(Required work)
All lines below must be repeated exactly, with the pictures omitted.

(Website and app data records)
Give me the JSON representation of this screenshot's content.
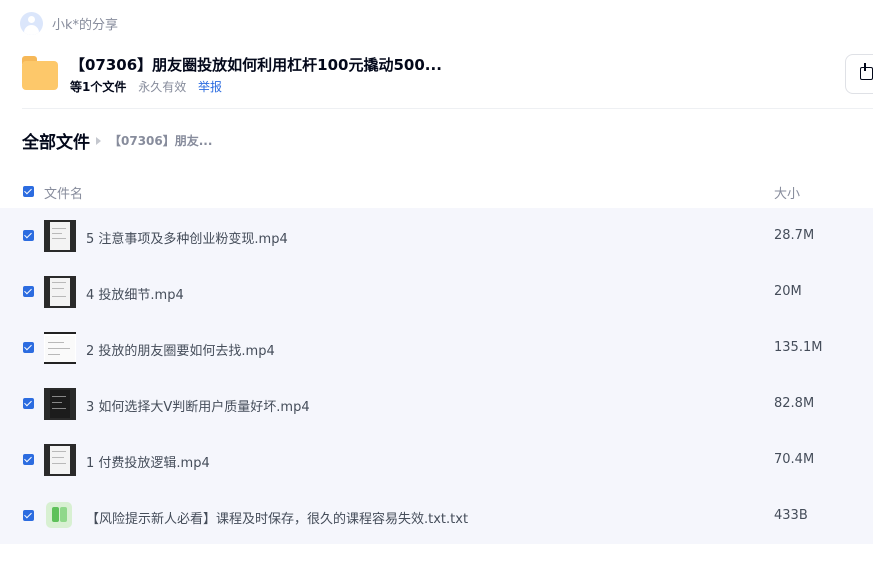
{
  "user": {
    "name": "小k*的分享"
  },
  "share": {
    "title": "【07306】朋友圈投放如何利用杠杆100元撬动500...",
    "file_count": "等1个文件",
    "validity": "永久有效",
    "report_label": "举报"
  },
  "breadcrumb": {
    "root": "全部文件",
    "current": "【07306】朋友..."
  },
  "table": {
    "header_name": "文件名",
    "header_size": "大小",
    "rows": [
      {
        "name": "5 注意事项及多种创业粉变现.mp4",
        "size": "28.7M",
        "kind": "video"
      },
      {
        "name": "4 投放细节.mp4",
        "size": "20M",
        "kind": "video"
      },
      {
        "name": "2 投放的朋友圈要如何去找.mp4",
        "size": "135.1M",
        "kind": "video"
      },
      {
        "name": "3 如何选择大V判断用户质量好坏.mp4",
        "size": "82.8M",
        "kind": "video"
      },
      {
        "name": "1 付费投放逻辑.mp4",
        "size": "70.4M",
        "kind": "video"
      },
      {
        "name": "【风险提示新人必看】课程及时保存，很久的课程容易失效.txt.txt",
        "size": "433B",
        "kind": "txt"
      }
    ]
  },
  "colors": {
    "accent": "#2c6ce0",
    "row_background": "#f5f6fc",
    "folder": "#fdc86a"
  }
}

(Task result)
Give me the JSON representation of this screenshot's content.
{
  "user": {
    "name": "小k*的分享"
  },
  "share": {
    "title": "【07306】朋友圈投放如何利用杠杆100元撬动500...",
    "file_count": "等1个文件",
    "validity": "永久有效",
    "report_label": "举报"
  },
  "breadcrumb": {
    "root": "全部文件",
    "current": "【07306】朋友..."
  },
  "table": {
    "header_name": "文件名",
    "header_size": "大小",
    "rows": [
      {
        "name": "5 注意事项及多种创业粉变现.mp4",
        "size": "28.7M",
        "kind": "video"
      },
      {
        "name": "4 投放细节.mp4",
        "size": "20M",
        "kind": "video"
      },
      {
        "name": "2 投放的朋友圈要如何去找.mp4",
        "size": "135.1M",
        "kind": "video"
      },
      {
        "name": "3 如何选择大V判断用户质量好坏.mp4",
        "size": "82.8M",
        "kind": "video"
      },
      {
        "name": "1 付费投放逻辑.mp4",
        "size": "70.4M",
        "kind": "video"
      },
      {
        "name": "【风险提示新人必看】课程及时保存，很久的课程容易失效.txt.txt",
        "size": "433B",
        "kind": "txt"
      }
    ]
  },
  "colors": {
    "accent": "#2c6ce0",
    "row_background": "#f5f6fc",
    "folder": "#fdc86a"
  }
}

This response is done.